**What the task asks:** Whenever a line below includes the string "screenshot", show it.

**Records provided:**

=== Section Start ===

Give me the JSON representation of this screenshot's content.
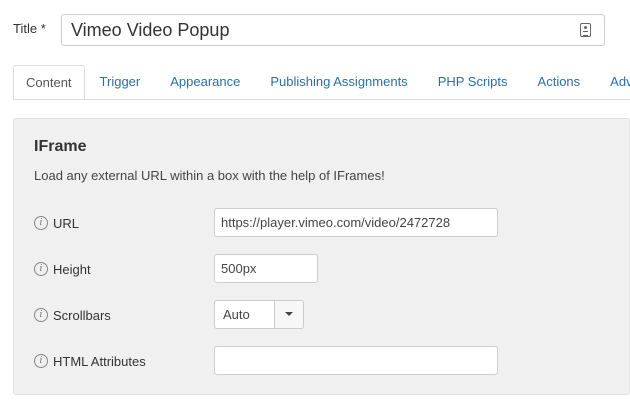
{
  "title_field": {
    "label": "Title *",
    "value": "Vimeo Video Popup",
    "icon": "contact-card-icon"
  },
  "tabs": [
    {
      "label": "Content",
      "active": true
    },
    {
      "label": "Trigger",
      "active": false
    },
    {
      "label": "Appearance",
      "active": false
    },
    {
      "label": "Publishing Assignments",
      "active": false
    },
    {
      "label": "PHP Scripts",
      "active": false
    },
    {
      "label": "Actions",
      "active": false
    },
    {
      "label": "Adva",
      "active": false
    }
  ],
  "panel": {
    "title": "IFrame",
    "description": "Load any external URL within a box with the help of IFrames!",
    "fields": {
      "url": {
        "label": "URL",
        "value": "https://player.vimeo.com/video/2472728"
      },
      "height": {
        "label": "Height",
        "value": "500px"
      },
      "scrollbars": {
        "label": "Scrollbars",
        "value": "Auto"
      },
      "html_attributes": {
        "label": "HTML Attributes",
        "value": ""
      }
    },
    "info_glyph": "i"
  },
  "colors": {
    "link": "#2a6fa8",
    "panel_bg": "#f0f0f0",
    "border": "#cccccc"
  }
}
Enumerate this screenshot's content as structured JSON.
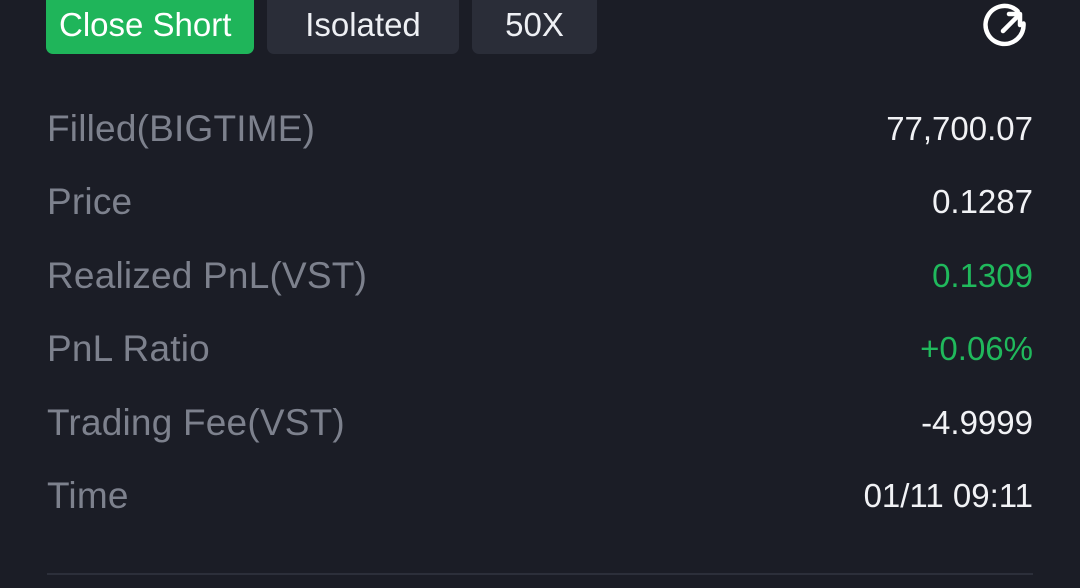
{
  "tags": {
    "direction": "Close Short",
    "margin_mode": "Isolated",
    "leverage": "50X"
  },
  "share_icon": "share-icon",
  "details": [
    {
      "label": "Filled(BIGTIME)",
      "value": "77,700.07",
      "tone": "neutral"
    },
    {
      "label": "Price",
      "value": "0.1287",
      "tone": "neutral"
    },
    {
      "label": "Realized PnL(VST)",
      "value": "0.1309",
      "tone": "positive"
    },
    {
      "label": "PnL Ratio",
      "value": "+0.06%",
      "tone": "positive"
    },
    {
      "label": "Trading Fee(VST)",
      "value": "-4.9999",
      "tone": "neutral"
    },
    {
      "label": "Time",
      "value": "01/11 09:11",
      "tone": "neutral"
    }
  ],
  "colors": {
    "background": "#1b1d26",
    "tag_background": "#2a2d38",
    "positive": "#20b95c",
    "direction_tag": "#1fb55a",
    "label": "#7d818d",
    "value": "#f1f2f5"
  }
}
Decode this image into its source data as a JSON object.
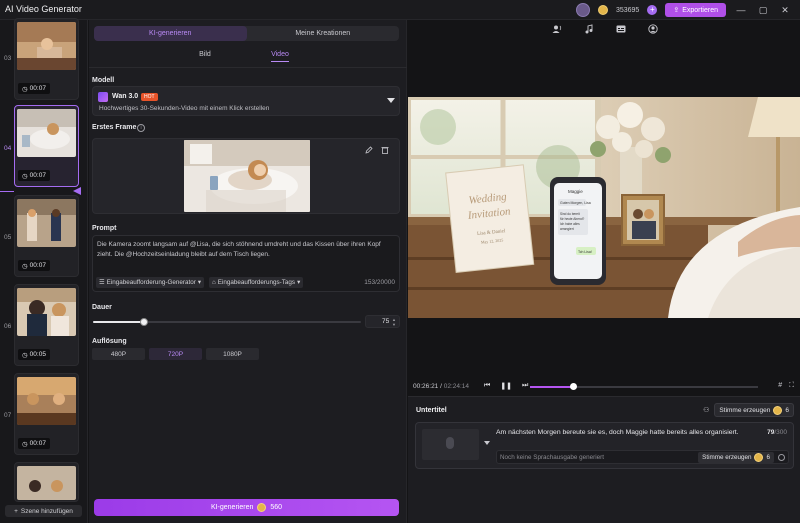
{
  "app": {
    "title": "AI Video Generator",
    "credits": "353695",
    "export_label": "Exportieren"
  },
  "scenes": {
    "items": [
      {
        "number": "03",
        "duration": "00:07"
      },
      {
        "number": "04",
        "duration": "00:07"
      },
      {
        "number": "05",
        "duration": "00:07"
      },
      {
        "number": "06",
        "duration": "00:05"
      },
      {
        "number": "07",
        "duration": "00:07"
      }
    ],
    "add_label": "Szene hinzufügen"
  },
  "panel": {
    "tabs": [
      "KI-generieren",
      "Meine Kreationen"
    ],
    "sub_tabs": [
      "Bild",
      "Video"
    ],
    "model_label": "Modell",
    "model_name": "Wan 3.0",
    "model_badge": "HOT",
    "model_desc": "Hochwertiges 30-Sekunden-Video mit einem Klick erstellen",
    "first_frame_label": "Erstes Frame",
    "prompt_label": "Prompt",
    "prompt_text": "Die Kamera zoomt langsam auf @Lisa, die sich stöhnend umdreht und das Kissen über ihren Kopf zieht. Die @Hochzeitseinladung bleibt auf dem Tisch liegen.",
    "prompt_tool_1": "Eingabeaufforderung-Generator",
    "prompt_tool_2": "Eingabeaufforderungs-Tags",
    "prompt_count": "153/20000",
    "duration_label": "Dauer",
    "duration_value": "75",
    "duration_fraction": 0.19,
    "resolution_label": "Auflösung",
    "resolutions": [
      "480P",
      "720P",
      "1080P"
    ],
    "generate_label": "KI-generieren",
    "generate_cost": "560"
  },
  "player": {
    "current_time": "00:26:21",
    "total_time": "02:24:14",
    "progress": 0.19
  },
  "subtitles": {
    "title": "Untertitel",
    "voice_button": "Stimme erzeugen",
    "voice_cost": "6",
    "item_text": "Am nächsten Morgen bereute sie es, doch Maggie hatte bereits alles organisiert.",
    "item_count": "79",
    "item_max": "/300",
    "audio_placeholder": "Noch keine Sprachausgabe generiert",
    "item_voice_button": "Stimme erzeugen",
    "item_voice_cost": "6"
  },
  "colors": {
    "accent": "#b555f2",
    "accent_text": "#b98af5",
    "hot_badge": "#e8542a"
  }
}
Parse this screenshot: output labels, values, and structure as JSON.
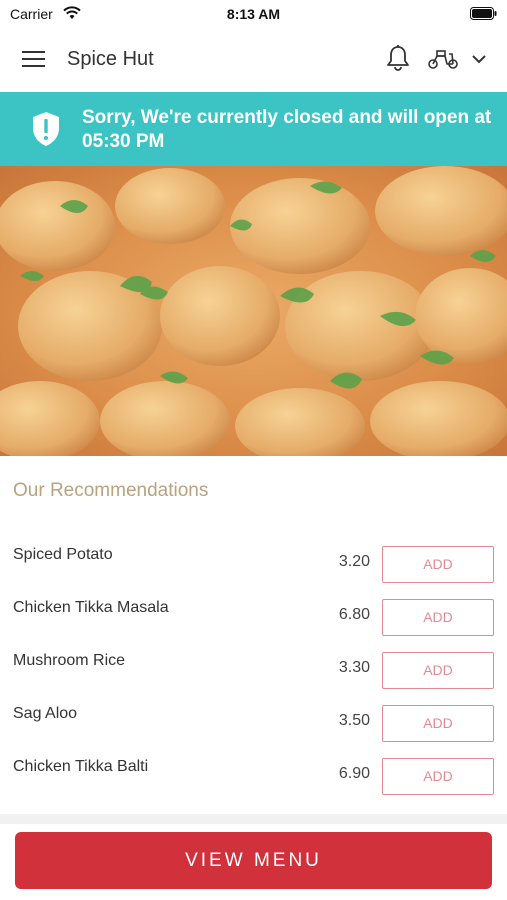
{
  "status_bar": {
    "carrier": "Carrier",
    "time": "8:13 AM"
  },
  "header": {
    "title": "Spice Hut",
    "menu_icon": "hamburger-menu-icon",
    "notification_icon": "bell-icon",
    "delivery_icon": "scooter-icon",
    "dropdown_icon": "chevron-down-icon"
  },
  "banner": {
    "message": "Sorry, We're currently closed and will open at 05:30 PM",
    "icon": "shield-icon",
    "color": "#3cc4c4"
  },
  "hero": {
    "subject": "curry"
  },
  "recommendations": {
    "title": "Our Recommendations",
    "add_label": "ADD",
    "items": [
      {
        "name": "Spiced Potato",
        "price": "3.20"
      },
      {
        "name": "Chicken Tikka Masala",
        "price": "6.80"
      },
      {
        "name": "Mushroom Rice",
        "price": "3.30"
      },
      {
        "name": "Sag Aloo",
        "price": "3.50"
      },
      {
        "name": "Chicken Tikka Balti",
        "price": "6.90"
      }
    ]
  },
  "footer": {
    "view_menu_label": "VIEW MENU",
    "accent": "#d1313b"
  }
}
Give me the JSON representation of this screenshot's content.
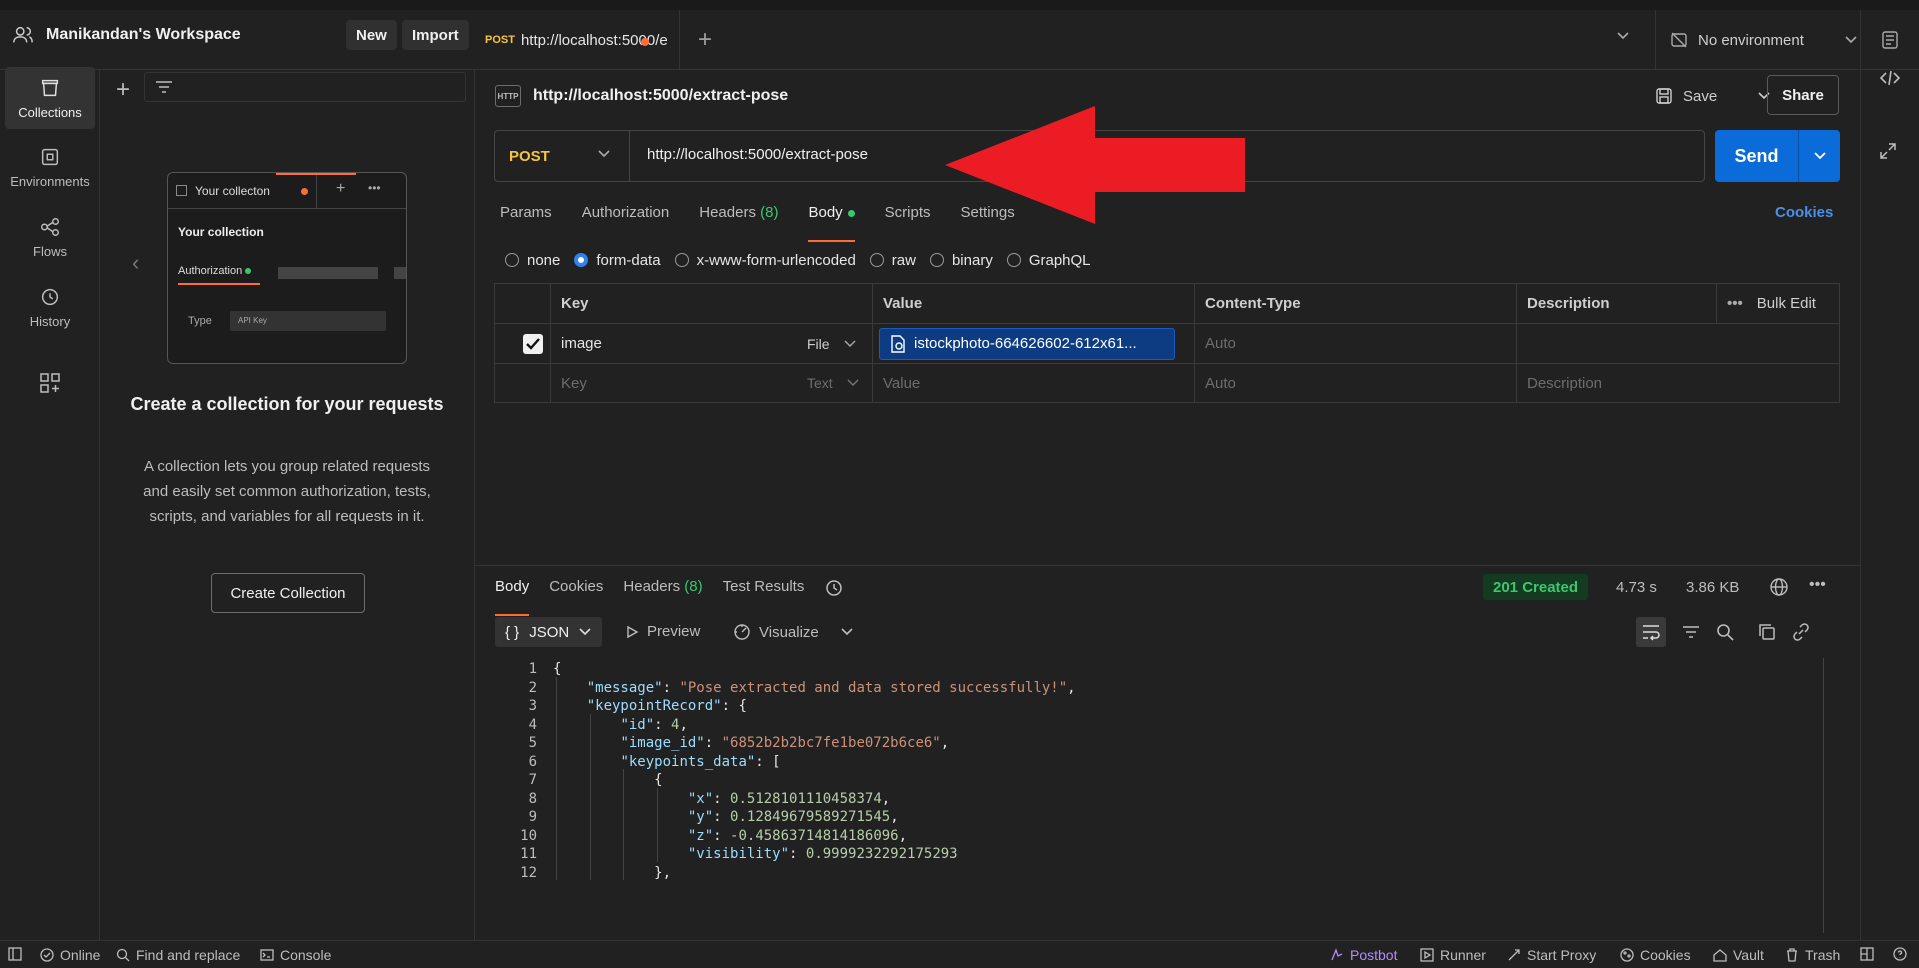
{
  "workspace": {
    "name": "Manikandan's Workspace",
    "new_label": "New",
    "import_label": "Import"
  },
  "tabs": [
    {
      "method": "POST",
      "url": "http://localhost:5000/e"
    }
  ],
  "environment": {
    "label": "No environment"
  },
  "rail": [
    {
      "label": "Collections",
      "icon": "collections-icon"
    },
    {
      "label": "Environments",
      "icon": "environments-icon"
    },
    {
      "label": "Flows",
      "icon": "flows-icon"
    },
    {
      "label": "History",
      "icon": "history-icon"
    }
  ],
  "collections_panel": {
    "illus_tab": "Your collecton",
    "illus_heading": "Your collection",
    "illus_auth": "Authorization",
    "illus_type": "Type",
    "illus_select": "API Key",
    "title": "Create a collection for your requests",
    "description": "A collection lets you group related requests and easily set common authorization, tests, scripts, and variables for all requests in it.",
    "create_label": "Create Collection"
  },
  "request": {
    "title": "http://localhost:5000/extract-pose",
    "http_badge": "HTTP",
    "save_label": "Save",
    "share_label": "Share",
    "method": "POST",
    "url": "http://localhost:5000/extract-pose",
    "send_label": "Send",
    "tabs": {
      "params": "Params",
      "authorization": "Authorization",
      "headers": "Headers",
      "headers_count": "(8)",
      "body": "Body",
      "scripts": "Scripts",
      "settings": "Settings"
    },
    "cookies_label": "Cookies",
    "body_modes": [
      "none",
      "form-data",
      "x-www-form-urlencoded",
      "raw",
      "binary",
      "GraphQL"
    ],
    "selected_mode": "form-data",
    "table": {
      "headers": {
        "key": "Key",
        "value": "Value",
        "content_type": "Content-Type",
        "description": "Description",
        "bulk_edit": "Bulk Edit"
      },
      "row1": {
        "key": "image",
        "type": "File",
        "value": "istockphoto-664626602-612x61...",
        "content_type": "Auto"
      },
      "row2": {
        "key": "Key",
        "type": "Text",
        "value": "Value",
        "content_type": "Auto",
        "description": "Description"
      }
    }
  },
  "response": {
    "tabs": {
      "body": "Body",
      "cookies": "Cookies",
      "headers": "Headers",
      "headers_count": "(8)",
      "tests": "Test Results"
    },
    "status": "201 Created",
    "time": "4.73 s",
    "size": "3.86 KB",
    "format": "JSON",
    "preview_label": "Preview",
    "visualize_label": "Visualize",
    "lines": [
      {
        "n": "1",
        "indent": 0,
        "text": "{"
      },
      {
        "n": "2",
        "indent": 1,
        "key": "\"message\"",
        "val": "\"Pose extracted and data stored successfully!\"",
        "vtype": "s",
        "tail": ","
      },
      {
        "n": "3",
        "indent": 1,
        "key": "\"keypointRecord\"",
        "val": "{",
        "vtype": "p",
        "tail": ""
      },
      {
        "n": "4",
        "indent": 2,
        "key": "\"id\"",
        "val": "4",
        "vtype": "n",
        "tail": ","
      },
      {
        "n": "5",
        "indent": 2,
        "key": "\"image_id\"",
        "val": "\"6852b2b2bc7fe1be072b6ce6\"",
        "vtype": "s",
        "tail": ","
      },
      {
        "n": "6",
        "indent": 2,
        "key": "\"keypoints_data\"",
        "val": "[",
        "vtype": "p",
        "tail": ""
      },
      {
        "n": "7",
        "indent": 3,
        "text": "{"
      },
      {
        "n": "8",
        "indent": 4,
        "key": "\"x\"",
        "val": "0.5128101110458374",
        "vtype": "n",
        "tail": ","
      },
      {
        "n": "9",
        "indent": 4,
        "key": "\"y\"",
        "val": "0.12849679589271545",
        "vtype": "n",
        "tail": ","
      },
      {
        "n": "10",
        "indent": 4,
        "key": "\"z\"",
        "val": "-0.45863714814186096",
        "vtype": "n",
        "tail": ","
      },
      {
        "n": "11",
        "indent": 4,
        "key": "\"visibility\"",
        "val": "0.9999232292175293",
        "vtype": "n",
        "tail": ""
      },
      {
        "n": "12",
        "indent": 3,
        "text": "},"
      }
    ]
  },
  "statusbar": {
    "online": "Online",
    "find": "Find and replace",
    "console": "Console",
    "postbot": "Postbot",
    "runner": "Runner",
    "proxy": "Start Proxy",
    "cookies": "Cookies",
    "vault": "Vault",
    "trash": "Trash"
  },
  "colors": {
    "accent": "#ff6c37",
    "send": "#0b6bd8",
    "method": "#f5c542",
    "success": "#3cc76f"
  }
}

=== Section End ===

**Expected answer:**
Give me the JSON representation of this screenshot's content.
Enumerate this screenshot's content as structured JSON.
Parse this screenshot: output labels, values, and structure as JSON.
Give me the JSON representation of this screenshot's content.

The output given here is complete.